The second change I made was to incorporate purpose into my work. While my time at JPMorgan Chase was a great experience, it wasn’t feuling my greater purpose in life. “Isa, your job is to share your blessings with as many people as you can while you’re on this planet because your time is limited,” my dad used to always share with me. This became much clearer to me years into my tenure at JPMorgan Chase. I saw the impact social media was having on our society, and the disconnection it was driving. I, too, had experienced extreme loneliness because I was conflating consumption of social media with true connection. So I left to start Squad as a solution to empower deeper , easier and fun connections between friends. That’s not to say that you can’t work on Wall Street, and be “intentional” in life; but that was not the path for me.
The third change I made was to master the art of refueling, and setting boundaries. As a kid, my dad would wake me up at 5am nearly everyday to study. I am an early riser who will work hard throughout the day until I pass out (basically). I did that on repeat for years until my body shut down. It forced me to learn balance, how to slow the depletion of my tank, and how to refuel through intentional activities. I tried many things, such as meditation, journaling, exercise, outside walks, and time with friends. I would find the assortment of activities that worked for me at that time. But it shifts, and changes. Now, I skydive.. And it is the most meditative thing that I do. Yes, yes I know what you’re thinking. “How is jumping out of a plane meditative?!? Please explain!” Well, skydiving is a perspective setting activity where my focus is not shared with anything else. It is the relaxing, mental health reset that I need every other week. On the boundaries side, I became very intentional about managing the space around me–my emotional space, my personal space. I don’t engage with people who engender negative energy. I don’t engage with people who disrupt my spirit. And I don’t absorb the task of proving anything to anybody. It is no one’s job to protect my peace but my own; when I made that a priority, I sat in a much greater state of mental prosperity. Some folks take that as standoffish–or mean–but I am unapologetic about preserving my peace and centering my joy. After all, I don’t owe anyone anything. I am kind, I am respectful–and beyond that, I will engage more if I feel the interaction is a net positive for my spirit.
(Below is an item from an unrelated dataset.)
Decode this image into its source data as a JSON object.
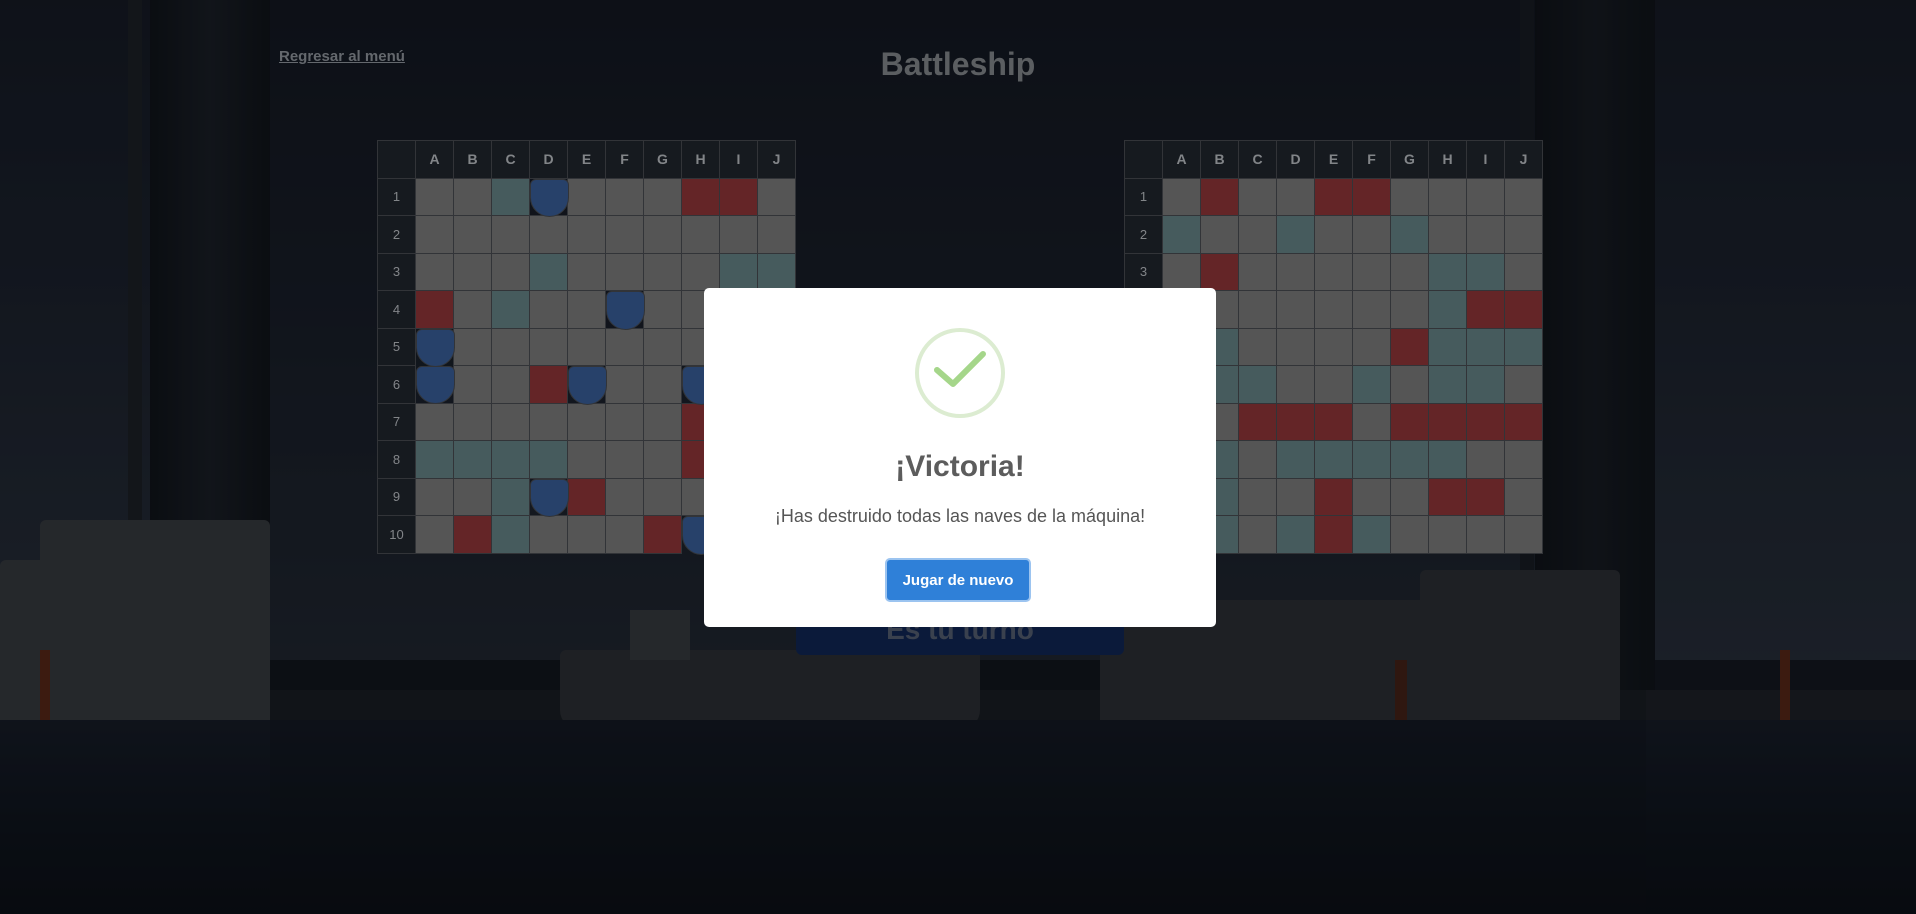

Lastly, I’ve completely changed my relationship with technology. I don’t sleep with my phone near me. I don’t get on my phone within an hour of waking up. I don’t scroll Instagram or TikTok. Like when you start a new healthy diet, my mind just felt more clear and free. I refuse to allow my phone (or technology) to be the center of my life. That’s not living, that’s existing–and my life is too valuable to just exist.
In today’s America,
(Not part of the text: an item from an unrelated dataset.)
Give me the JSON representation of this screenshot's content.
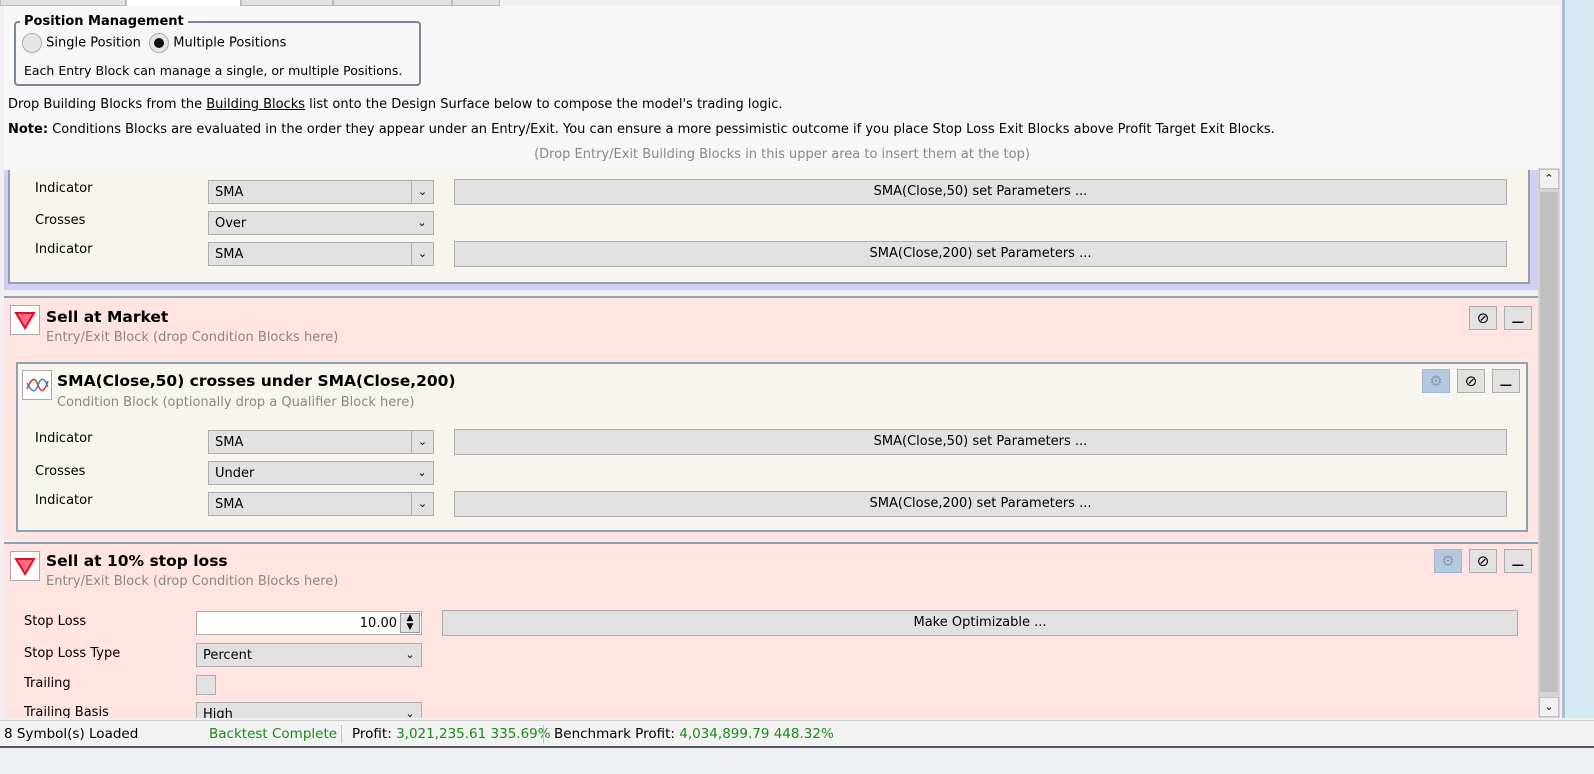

- 3 in 5 teenage girls feel “persistently sad, lonely or hopeless” (CDC)
- Half of U.S. adults reported experiencing measurable levels of loneliness (U.S. Department of Health and Human Services)
- Suicides (adult and teens) reached an all time high in 2022 (CDC)
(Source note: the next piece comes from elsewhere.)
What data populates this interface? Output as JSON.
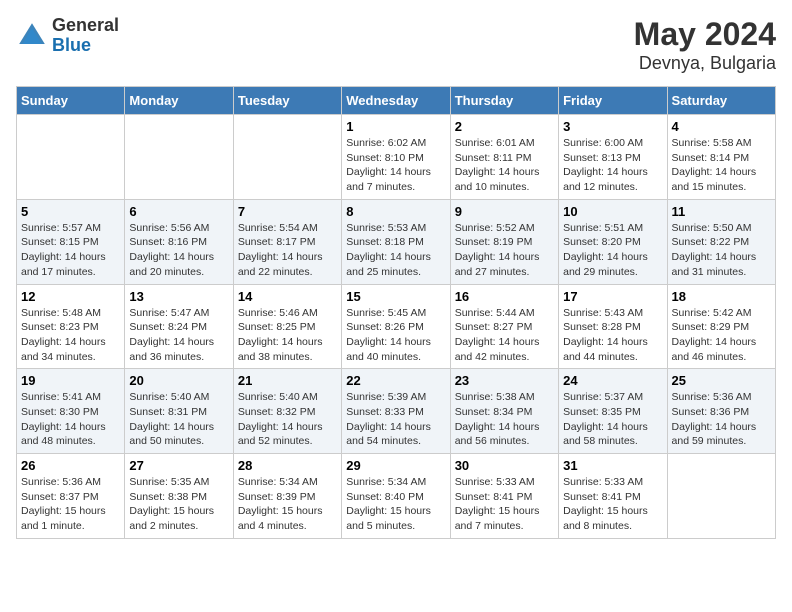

What’s going to save us is intentionality. I define intentionality as using the potential of our minds and power of our actions to live a life rooted in joy; I believe the more we sharpen that tool in our toolkit, the more joy we’ll unlock joy in our lives. My vision for the Day of Intentionality–launching on September 20, 2023–is to elevate the conversations around how we center our joy, and remind us that we have the power to do so. There is always going to be more that we can do and achieve; there is always going to be another distraction, or reason that we can feel bad about where we are in life. But a little intentionality can go a long way as it pertains to living a life where we feel happy (again).